Weekend Box-Office: Dolphin Tale Leaps Into Lead
On strong word-of-mouth, Dolphin Tale managed to leap over Moneyball and The Lion King (in 3D) to take first place on its second weekend in theaters. 50/50 faltered but was tops among newcomers, though faith-based movie Courageous had the most impressive showing at far fewer locations. Dream House disappointed in its debut, while What’s Your Number? tallied one of the worst numbers for a super-saturated (3,000+ theaters) release ever.
Dolphin Tale eased just 26 percent to an estimated $14.3 million, which brought its 10-day total to a solid $37.5 million. It had a better hold than Soul Surfer and was about even with last Fall’s Secretariat, albeit with a much higher total than either of those movies at the same point. Still, it couldn’t hold a candle to The Blind Side (which actually improved in its second frame), though that was a holiday weekend so it isn’t an apples-to-apples comparison.
Moneyball dipped 36 percent to an estimated $12.5 million. That’s a bit steeper than The Social Network’s 31 percent decline, though it’s still very solid in its own right. The Brad Pitt baseball drama has scored $38.5 million through 10 days in theaters.
After ruling the charts for the past two weeks, The Lion King’s 3D re-release fell nearly 50 percent to an estimated $11.1 million and had to settle for third place. That week-over-week decline is a bit steep, though it’s not entirely unexpected considering the Blu-ray hits stores on Tuesday and most advertisements pegged the re-release as a two-weeks-only affair.
The movie’s total has now reached $79.7 million, which brings The Lion King’s overall total to $408.2 million. On Saturday, it passed Spider-Man to move in to the Top 10 all-time, and it should be able to climb a few more spots before the end of its run. Thanks in part to The Lion King’s impressive performance, Walt Disney Pictures passed the $1 billion mark on Saturday, making it the sixth straight year that the studio reached this milestone.

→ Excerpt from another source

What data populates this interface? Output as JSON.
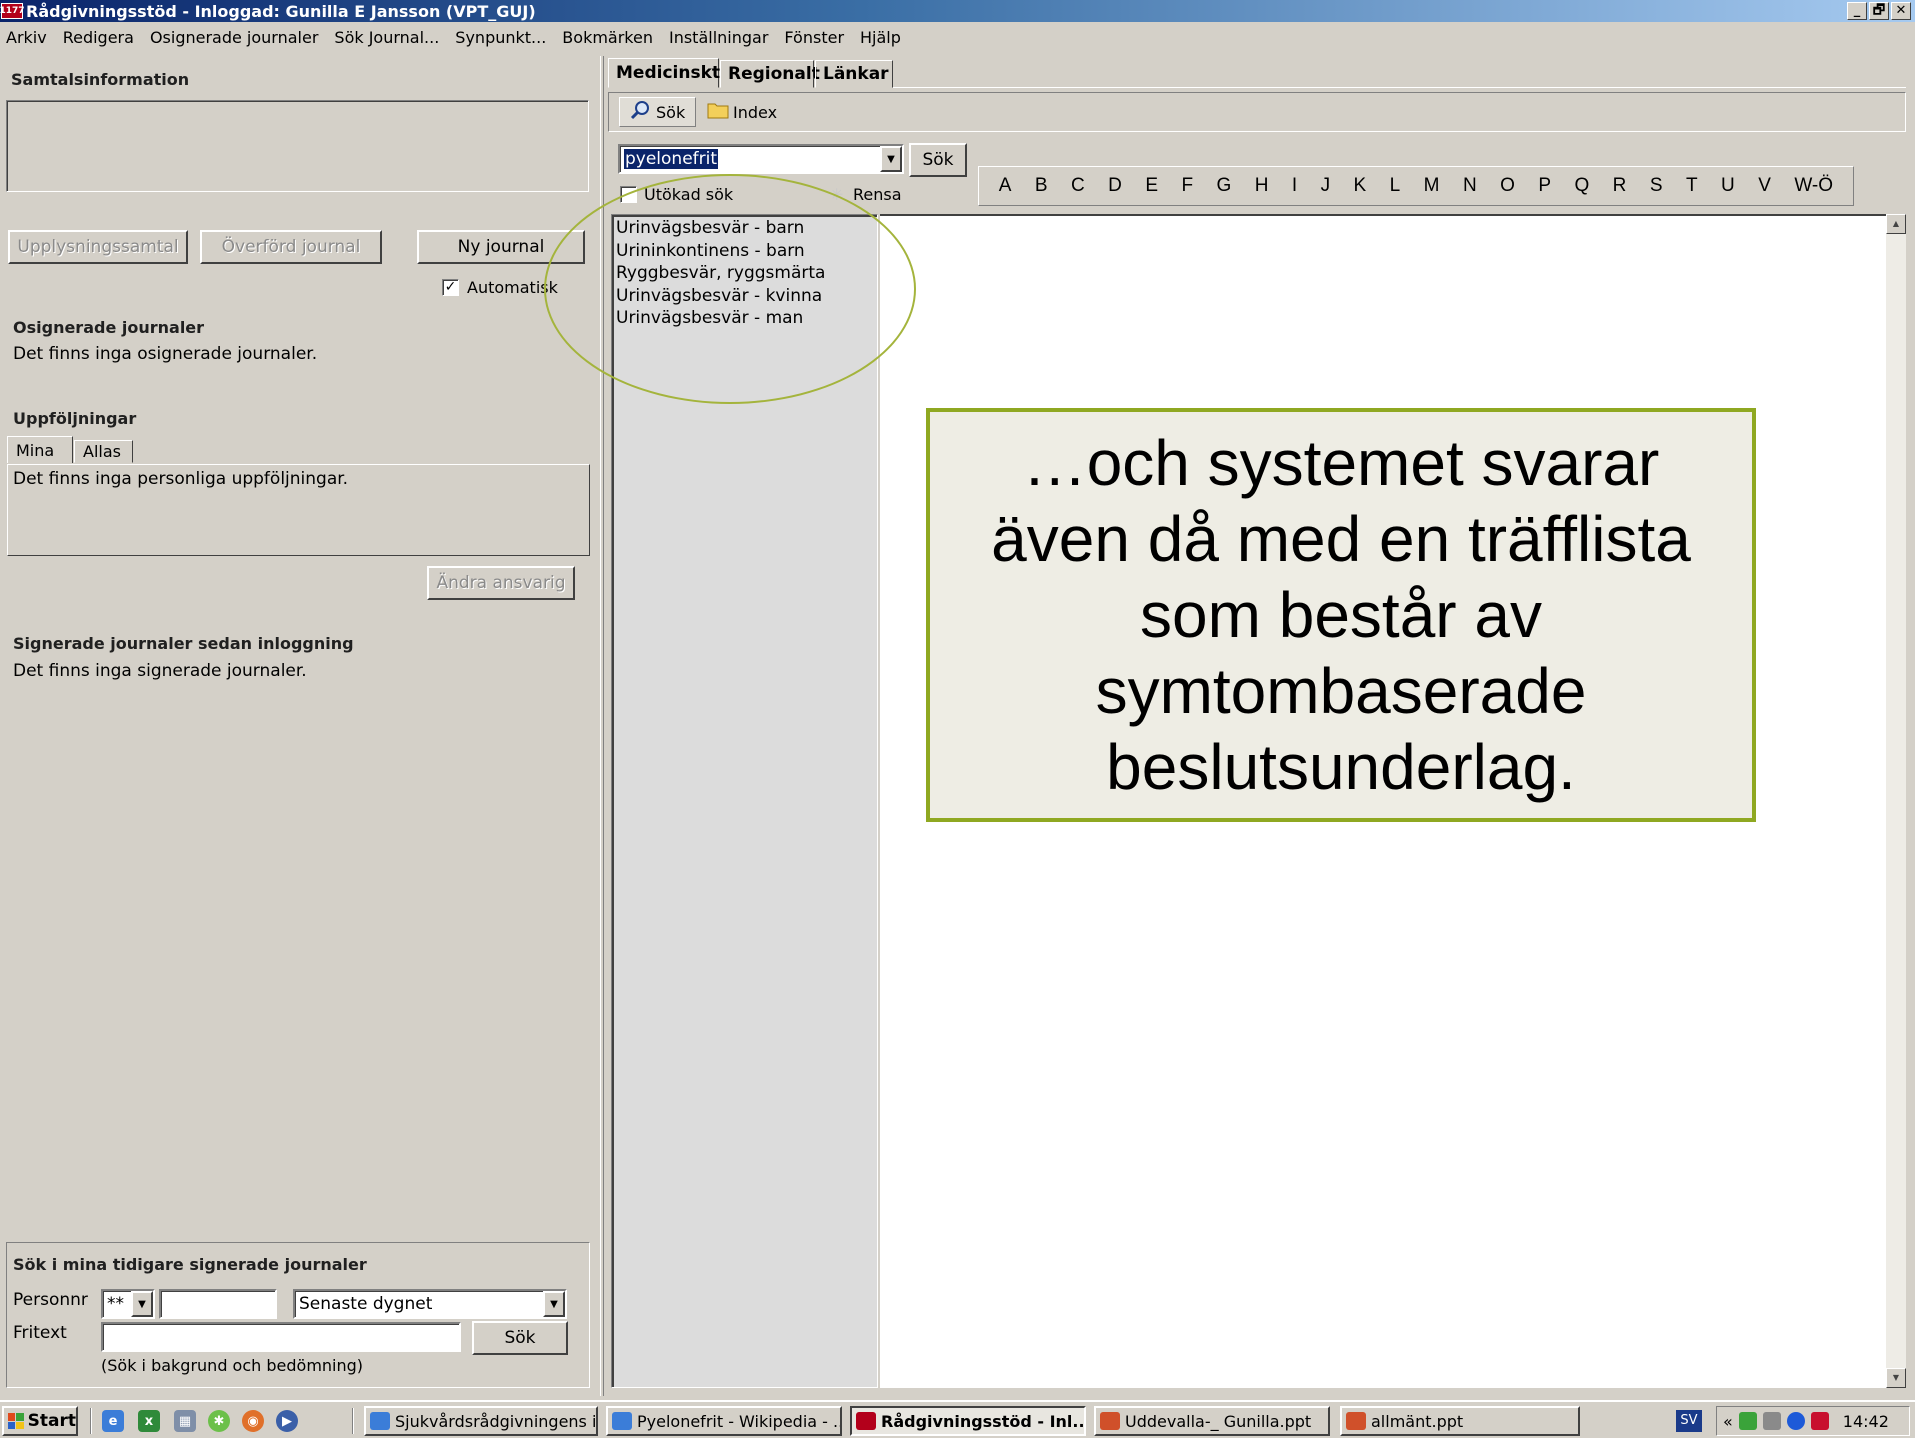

50/50 opened to an estimated $8.86 million from 2,458 theaters, which is the lowest debut ever for a Seth Rogen movie. Considering the grim subject matter, though, that’s not an entirely awful start, and an “A-” CinemaScore should translate in to decent word-of-mouth in coming weeks. The audience was 54 percent female and 57 percent under 30 years old.
50/50 had a hot young cast, and strong reviews and word-of-mouth, but all of that only goes so far. The marketing was ultimately too lukewarm: by attempting to off-set the cancer plotline and dreary gray palette with random jokes and the uplifting tagline “Beat the Odds,” the movie’s story and characters were diluted and instead it came off as a somewhat sad buddy comedy. It could hang on well moving foward, though it will be tough to match star Joseph Gordon-Levitt’s 2009 hit (500) Days of Summer ($32.4 million).